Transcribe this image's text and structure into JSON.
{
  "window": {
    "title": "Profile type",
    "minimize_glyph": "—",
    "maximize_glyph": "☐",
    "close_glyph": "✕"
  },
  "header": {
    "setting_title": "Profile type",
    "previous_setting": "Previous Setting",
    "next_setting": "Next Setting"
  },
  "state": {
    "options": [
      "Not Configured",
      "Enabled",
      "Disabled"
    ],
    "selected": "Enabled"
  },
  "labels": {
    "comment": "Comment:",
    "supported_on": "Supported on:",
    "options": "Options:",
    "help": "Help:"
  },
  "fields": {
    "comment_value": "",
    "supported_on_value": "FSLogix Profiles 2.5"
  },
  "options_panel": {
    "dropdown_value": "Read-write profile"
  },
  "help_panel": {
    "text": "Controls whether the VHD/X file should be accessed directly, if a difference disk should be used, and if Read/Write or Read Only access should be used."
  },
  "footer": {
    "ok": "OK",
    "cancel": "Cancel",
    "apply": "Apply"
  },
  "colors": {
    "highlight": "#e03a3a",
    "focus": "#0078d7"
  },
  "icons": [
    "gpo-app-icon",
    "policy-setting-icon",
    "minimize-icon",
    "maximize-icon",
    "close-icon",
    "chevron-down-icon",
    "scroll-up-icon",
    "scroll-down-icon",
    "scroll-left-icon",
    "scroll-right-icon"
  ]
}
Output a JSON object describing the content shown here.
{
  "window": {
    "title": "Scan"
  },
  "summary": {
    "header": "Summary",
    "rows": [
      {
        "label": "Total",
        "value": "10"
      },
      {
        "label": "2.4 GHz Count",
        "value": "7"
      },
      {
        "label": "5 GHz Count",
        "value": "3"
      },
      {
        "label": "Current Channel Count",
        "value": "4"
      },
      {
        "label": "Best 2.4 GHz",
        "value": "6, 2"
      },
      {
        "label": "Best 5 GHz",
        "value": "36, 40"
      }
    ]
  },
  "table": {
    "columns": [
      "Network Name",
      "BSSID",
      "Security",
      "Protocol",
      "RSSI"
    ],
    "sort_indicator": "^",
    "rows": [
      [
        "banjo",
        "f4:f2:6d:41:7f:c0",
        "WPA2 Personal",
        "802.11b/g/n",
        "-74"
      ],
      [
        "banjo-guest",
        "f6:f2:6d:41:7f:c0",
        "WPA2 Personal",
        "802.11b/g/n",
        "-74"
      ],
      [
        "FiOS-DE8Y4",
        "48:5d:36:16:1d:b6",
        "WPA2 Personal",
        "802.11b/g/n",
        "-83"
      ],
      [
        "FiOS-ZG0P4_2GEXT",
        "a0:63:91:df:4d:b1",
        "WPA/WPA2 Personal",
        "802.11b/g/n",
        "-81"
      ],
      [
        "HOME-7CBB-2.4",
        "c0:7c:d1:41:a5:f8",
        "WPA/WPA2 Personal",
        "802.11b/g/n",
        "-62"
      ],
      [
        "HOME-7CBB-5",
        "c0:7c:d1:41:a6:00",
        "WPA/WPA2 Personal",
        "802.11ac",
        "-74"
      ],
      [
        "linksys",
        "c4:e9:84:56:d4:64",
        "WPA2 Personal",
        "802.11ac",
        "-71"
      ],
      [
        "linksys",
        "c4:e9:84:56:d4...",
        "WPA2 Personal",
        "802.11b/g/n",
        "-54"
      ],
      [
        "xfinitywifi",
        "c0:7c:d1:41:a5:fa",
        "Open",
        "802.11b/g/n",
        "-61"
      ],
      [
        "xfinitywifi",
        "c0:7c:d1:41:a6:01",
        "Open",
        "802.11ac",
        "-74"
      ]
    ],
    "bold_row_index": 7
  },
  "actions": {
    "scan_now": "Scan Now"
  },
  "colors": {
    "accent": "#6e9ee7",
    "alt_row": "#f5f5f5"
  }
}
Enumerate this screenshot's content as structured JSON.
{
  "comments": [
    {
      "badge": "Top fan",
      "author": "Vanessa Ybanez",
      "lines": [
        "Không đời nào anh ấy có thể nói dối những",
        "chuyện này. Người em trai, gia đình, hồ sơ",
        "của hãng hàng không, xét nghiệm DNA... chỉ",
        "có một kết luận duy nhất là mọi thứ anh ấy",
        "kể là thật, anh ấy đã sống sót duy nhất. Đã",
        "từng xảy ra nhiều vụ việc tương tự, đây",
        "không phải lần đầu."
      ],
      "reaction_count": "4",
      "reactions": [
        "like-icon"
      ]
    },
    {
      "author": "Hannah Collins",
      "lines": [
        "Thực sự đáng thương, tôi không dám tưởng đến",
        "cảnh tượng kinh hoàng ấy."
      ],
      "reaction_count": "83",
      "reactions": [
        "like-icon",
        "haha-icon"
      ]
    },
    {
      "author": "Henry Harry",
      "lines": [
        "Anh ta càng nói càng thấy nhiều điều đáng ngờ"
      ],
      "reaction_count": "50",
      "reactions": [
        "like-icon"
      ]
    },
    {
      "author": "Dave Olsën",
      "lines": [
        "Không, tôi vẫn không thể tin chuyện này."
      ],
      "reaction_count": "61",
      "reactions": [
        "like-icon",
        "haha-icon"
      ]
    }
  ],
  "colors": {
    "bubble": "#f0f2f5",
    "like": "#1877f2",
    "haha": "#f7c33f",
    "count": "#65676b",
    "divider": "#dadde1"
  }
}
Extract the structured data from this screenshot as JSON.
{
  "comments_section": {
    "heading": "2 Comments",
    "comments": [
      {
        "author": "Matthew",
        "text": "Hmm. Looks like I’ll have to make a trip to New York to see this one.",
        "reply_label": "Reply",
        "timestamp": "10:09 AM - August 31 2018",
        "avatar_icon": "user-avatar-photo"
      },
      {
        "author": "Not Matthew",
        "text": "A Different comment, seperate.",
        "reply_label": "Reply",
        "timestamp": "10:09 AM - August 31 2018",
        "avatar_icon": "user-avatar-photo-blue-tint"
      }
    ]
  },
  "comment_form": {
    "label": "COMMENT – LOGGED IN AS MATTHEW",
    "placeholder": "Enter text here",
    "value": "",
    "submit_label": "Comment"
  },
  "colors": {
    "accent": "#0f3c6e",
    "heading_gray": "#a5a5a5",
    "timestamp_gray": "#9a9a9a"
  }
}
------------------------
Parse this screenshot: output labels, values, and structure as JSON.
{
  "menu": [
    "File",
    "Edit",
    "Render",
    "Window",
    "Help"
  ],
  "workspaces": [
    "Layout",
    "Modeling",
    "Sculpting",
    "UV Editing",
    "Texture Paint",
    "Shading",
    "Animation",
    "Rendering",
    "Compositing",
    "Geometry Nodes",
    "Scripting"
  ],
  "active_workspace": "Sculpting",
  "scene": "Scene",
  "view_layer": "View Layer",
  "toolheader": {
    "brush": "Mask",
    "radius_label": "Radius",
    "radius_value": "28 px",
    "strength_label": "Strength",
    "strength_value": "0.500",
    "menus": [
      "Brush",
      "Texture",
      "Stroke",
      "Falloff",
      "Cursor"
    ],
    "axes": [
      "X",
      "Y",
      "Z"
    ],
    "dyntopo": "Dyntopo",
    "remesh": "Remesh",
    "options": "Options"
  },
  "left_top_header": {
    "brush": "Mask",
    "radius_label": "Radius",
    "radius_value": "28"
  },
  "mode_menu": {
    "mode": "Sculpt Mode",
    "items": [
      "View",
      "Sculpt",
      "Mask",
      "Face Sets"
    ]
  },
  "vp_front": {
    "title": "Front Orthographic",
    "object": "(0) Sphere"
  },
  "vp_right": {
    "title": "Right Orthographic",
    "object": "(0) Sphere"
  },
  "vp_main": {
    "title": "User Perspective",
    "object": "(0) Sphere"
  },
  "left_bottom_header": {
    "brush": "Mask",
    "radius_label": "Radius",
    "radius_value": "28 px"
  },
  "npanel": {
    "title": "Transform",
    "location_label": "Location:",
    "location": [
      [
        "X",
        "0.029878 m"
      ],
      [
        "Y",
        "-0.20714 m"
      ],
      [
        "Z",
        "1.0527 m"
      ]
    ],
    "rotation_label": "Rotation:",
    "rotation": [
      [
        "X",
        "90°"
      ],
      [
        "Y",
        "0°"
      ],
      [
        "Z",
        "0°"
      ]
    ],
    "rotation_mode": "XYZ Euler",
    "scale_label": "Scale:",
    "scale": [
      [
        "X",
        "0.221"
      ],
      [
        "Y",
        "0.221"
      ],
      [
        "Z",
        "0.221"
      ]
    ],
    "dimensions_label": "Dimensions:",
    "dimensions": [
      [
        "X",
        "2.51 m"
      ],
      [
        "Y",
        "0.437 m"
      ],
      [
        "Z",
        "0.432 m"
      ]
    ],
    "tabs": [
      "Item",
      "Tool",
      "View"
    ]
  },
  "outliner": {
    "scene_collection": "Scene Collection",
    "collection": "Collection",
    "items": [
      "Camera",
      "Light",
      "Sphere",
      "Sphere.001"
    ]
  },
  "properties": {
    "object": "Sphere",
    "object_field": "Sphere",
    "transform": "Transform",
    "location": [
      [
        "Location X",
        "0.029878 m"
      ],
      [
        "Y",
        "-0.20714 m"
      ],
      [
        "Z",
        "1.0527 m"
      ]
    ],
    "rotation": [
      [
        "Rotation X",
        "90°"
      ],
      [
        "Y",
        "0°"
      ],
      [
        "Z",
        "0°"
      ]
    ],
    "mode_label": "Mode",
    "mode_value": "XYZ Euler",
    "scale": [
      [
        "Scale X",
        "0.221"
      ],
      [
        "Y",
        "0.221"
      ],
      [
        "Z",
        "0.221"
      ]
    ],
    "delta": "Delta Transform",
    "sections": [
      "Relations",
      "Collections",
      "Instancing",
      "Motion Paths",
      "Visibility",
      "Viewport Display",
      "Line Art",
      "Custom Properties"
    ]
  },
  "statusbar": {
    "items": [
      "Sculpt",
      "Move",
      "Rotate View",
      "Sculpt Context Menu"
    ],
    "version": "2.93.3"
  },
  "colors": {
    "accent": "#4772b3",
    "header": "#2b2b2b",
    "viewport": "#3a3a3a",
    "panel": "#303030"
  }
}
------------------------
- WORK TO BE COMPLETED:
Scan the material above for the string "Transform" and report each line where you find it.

- RESPONSE:
    "title": "Transform",
    "transform": "Transform",
    "delta": "Delta Transform",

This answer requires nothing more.